[Data shown]:
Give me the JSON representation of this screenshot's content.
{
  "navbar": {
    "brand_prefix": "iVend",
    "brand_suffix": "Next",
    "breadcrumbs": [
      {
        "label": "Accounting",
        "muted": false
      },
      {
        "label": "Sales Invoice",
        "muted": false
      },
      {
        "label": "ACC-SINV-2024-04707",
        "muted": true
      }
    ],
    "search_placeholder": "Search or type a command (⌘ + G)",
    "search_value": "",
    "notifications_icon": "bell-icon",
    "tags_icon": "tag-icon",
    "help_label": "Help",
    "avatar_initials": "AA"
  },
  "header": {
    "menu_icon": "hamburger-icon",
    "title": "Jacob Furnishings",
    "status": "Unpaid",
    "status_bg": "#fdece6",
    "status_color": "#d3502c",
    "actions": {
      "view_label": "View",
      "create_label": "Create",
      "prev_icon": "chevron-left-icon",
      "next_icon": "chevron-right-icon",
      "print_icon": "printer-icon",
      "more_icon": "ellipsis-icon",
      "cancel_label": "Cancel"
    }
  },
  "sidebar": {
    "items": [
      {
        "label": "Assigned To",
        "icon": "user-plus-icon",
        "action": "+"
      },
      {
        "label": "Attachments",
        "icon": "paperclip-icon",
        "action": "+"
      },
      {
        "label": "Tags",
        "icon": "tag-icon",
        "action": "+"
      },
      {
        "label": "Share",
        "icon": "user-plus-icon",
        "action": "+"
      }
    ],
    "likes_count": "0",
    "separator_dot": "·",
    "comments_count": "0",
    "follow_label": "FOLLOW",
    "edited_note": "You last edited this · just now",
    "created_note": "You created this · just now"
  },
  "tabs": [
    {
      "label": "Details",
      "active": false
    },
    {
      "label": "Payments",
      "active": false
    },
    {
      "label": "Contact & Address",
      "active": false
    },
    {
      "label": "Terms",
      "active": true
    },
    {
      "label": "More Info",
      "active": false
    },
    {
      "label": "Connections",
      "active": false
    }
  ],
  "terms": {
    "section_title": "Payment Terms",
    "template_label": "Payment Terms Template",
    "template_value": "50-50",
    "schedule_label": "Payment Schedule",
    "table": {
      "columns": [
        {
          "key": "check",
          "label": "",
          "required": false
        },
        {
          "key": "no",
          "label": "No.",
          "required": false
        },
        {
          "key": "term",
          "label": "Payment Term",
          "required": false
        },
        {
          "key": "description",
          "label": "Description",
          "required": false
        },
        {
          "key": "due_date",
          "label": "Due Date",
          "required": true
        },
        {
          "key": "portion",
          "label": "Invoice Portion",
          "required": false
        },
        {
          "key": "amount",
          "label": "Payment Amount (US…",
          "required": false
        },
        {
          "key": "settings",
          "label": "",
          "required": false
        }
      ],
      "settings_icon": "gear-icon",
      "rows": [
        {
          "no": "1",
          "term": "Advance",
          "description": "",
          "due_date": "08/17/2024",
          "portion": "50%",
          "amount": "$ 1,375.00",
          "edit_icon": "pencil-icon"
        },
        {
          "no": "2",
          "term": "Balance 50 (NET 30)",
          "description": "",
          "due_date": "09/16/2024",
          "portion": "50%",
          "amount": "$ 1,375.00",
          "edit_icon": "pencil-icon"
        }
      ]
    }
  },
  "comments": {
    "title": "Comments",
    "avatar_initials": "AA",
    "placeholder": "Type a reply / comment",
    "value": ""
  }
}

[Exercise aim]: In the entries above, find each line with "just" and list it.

[Response below]:
    "edited_note": "You last edited this · just now",
    "created_note": "You created this · just now"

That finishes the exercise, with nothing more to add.